Data records for software interfaces:
━━━━━━━━━━━━━━━━━━━━

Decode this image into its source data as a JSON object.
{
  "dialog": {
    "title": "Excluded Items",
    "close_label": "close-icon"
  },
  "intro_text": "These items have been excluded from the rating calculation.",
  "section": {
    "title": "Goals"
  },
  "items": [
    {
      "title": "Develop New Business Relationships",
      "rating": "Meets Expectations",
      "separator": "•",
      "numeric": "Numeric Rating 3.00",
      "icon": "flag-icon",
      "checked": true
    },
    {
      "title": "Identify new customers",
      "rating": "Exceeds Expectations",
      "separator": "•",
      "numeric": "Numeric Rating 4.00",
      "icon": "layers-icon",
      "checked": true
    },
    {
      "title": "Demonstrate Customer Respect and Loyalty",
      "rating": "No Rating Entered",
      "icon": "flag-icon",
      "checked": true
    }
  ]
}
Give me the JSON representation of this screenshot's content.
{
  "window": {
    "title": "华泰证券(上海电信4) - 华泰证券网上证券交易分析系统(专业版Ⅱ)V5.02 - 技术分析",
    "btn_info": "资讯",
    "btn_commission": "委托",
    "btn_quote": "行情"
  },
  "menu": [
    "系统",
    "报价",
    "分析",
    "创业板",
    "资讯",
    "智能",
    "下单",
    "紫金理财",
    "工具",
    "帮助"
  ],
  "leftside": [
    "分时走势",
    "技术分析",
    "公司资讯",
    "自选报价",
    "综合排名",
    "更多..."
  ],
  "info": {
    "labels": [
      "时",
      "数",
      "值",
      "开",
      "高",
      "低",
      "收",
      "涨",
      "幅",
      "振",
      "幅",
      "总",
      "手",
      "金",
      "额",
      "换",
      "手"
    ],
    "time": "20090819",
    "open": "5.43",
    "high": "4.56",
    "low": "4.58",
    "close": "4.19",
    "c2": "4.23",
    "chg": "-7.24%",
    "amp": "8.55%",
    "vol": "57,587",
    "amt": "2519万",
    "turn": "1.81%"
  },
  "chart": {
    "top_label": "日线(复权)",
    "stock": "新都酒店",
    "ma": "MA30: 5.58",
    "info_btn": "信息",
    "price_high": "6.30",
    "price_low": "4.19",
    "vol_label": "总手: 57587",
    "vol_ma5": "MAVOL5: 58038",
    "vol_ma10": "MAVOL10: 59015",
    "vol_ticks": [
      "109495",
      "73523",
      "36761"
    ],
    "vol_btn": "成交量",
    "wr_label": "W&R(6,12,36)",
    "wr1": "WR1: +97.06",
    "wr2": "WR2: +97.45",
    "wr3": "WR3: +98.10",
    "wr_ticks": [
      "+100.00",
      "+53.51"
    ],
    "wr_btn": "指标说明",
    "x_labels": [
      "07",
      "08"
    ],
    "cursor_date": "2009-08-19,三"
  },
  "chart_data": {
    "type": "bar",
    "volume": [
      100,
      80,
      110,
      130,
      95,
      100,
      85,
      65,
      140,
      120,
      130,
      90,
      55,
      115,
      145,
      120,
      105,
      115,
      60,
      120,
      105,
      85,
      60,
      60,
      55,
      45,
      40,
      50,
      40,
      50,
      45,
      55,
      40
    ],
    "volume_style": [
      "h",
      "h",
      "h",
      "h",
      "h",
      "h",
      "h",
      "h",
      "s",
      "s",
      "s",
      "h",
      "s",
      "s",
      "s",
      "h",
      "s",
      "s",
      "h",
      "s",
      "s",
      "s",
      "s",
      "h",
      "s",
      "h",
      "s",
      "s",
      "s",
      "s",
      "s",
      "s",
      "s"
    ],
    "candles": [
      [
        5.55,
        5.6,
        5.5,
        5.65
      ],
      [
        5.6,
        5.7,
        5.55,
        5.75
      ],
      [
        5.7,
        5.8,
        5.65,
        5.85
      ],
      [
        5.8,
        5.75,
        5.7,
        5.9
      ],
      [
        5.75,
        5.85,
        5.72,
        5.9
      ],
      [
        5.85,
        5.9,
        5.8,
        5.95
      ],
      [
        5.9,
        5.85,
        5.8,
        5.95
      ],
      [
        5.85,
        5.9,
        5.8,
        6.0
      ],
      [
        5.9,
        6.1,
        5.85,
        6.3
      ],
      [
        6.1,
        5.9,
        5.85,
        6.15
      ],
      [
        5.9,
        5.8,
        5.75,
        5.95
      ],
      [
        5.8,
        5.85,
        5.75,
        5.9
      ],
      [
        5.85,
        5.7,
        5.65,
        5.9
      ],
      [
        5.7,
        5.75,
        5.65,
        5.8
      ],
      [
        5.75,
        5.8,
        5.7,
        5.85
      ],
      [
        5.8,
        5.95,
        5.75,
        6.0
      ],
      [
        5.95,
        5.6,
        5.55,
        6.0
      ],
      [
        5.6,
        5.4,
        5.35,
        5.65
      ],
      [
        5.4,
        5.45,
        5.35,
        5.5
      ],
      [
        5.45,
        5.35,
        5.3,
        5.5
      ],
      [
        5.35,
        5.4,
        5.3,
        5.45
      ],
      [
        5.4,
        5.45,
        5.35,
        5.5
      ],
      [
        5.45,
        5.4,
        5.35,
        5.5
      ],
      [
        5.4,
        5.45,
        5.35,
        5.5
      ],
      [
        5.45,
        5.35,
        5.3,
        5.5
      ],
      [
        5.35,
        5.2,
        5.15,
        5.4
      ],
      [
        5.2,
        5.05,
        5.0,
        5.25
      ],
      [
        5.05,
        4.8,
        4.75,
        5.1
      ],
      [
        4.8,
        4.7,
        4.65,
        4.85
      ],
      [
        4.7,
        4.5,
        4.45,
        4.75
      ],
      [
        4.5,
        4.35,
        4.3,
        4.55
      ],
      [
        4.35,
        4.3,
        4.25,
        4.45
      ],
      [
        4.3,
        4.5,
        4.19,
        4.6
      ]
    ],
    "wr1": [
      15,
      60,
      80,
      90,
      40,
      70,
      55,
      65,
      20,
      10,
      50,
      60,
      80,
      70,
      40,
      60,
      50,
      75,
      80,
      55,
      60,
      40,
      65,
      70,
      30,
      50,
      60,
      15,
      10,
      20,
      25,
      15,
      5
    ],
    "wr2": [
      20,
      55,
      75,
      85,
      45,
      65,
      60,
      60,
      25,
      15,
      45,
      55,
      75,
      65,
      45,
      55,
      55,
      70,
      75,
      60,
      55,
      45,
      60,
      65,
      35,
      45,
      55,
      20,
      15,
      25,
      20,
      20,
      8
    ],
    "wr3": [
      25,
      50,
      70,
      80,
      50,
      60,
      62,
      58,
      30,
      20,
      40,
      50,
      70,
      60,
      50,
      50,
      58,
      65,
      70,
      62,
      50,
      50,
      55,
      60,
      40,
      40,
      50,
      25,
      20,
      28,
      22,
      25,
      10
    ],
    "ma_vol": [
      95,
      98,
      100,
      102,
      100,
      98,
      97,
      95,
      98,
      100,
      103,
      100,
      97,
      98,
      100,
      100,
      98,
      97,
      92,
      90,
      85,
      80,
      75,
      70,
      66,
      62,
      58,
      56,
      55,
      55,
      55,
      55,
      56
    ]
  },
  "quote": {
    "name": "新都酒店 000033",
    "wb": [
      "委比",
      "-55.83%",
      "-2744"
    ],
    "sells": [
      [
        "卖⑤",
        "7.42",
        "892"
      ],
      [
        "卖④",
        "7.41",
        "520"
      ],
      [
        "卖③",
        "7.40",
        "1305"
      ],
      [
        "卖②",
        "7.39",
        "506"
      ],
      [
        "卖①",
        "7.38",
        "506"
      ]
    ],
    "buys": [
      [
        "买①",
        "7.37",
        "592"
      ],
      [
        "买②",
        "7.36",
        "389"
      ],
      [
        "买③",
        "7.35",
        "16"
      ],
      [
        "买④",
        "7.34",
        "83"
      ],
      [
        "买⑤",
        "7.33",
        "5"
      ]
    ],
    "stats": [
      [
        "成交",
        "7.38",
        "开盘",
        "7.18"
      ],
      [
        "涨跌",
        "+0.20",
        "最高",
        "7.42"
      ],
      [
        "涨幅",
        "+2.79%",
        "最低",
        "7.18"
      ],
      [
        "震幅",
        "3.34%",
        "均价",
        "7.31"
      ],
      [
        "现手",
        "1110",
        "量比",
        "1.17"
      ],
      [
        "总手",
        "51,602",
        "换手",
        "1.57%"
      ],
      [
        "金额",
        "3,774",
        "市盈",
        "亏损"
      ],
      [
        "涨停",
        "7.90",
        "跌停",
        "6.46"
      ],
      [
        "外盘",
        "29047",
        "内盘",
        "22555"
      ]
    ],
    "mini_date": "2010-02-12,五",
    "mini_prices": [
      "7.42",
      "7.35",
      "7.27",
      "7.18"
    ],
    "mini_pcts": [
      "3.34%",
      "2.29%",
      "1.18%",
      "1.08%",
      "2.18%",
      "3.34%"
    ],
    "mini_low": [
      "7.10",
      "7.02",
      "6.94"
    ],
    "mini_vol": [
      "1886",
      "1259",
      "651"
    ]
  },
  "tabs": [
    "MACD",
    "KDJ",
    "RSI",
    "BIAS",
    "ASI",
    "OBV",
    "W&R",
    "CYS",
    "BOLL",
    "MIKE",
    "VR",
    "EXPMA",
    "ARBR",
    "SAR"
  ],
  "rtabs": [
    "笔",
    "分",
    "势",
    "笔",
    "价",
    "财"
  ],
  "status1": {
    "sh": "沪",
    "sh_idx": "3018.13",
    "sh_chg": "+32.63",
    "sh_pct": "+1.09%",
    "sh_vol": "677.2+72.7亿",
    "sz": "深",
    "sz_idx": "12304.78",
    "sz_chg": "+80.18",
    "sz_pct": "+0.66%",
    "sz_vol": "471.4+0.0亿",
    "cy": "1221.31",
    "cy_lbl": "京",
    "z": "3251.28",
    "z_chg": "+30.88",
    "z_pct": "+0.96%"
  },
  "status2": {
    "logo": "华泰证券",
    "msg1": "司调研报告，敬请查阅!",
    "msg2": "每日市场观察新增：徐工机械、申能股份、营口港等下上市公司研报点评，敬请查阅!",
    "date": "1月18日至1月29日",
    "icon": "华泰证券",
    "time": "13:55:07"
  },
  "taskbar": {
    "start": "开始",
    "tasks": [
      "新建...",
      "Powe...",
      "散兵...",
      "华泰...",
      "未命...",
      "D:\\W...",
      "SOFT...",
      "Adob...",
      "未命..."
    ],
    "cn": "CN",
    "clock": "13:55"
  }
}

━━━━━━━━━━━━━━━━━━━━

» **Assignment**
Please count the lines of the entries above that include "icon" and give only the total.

» **Result for this task**
5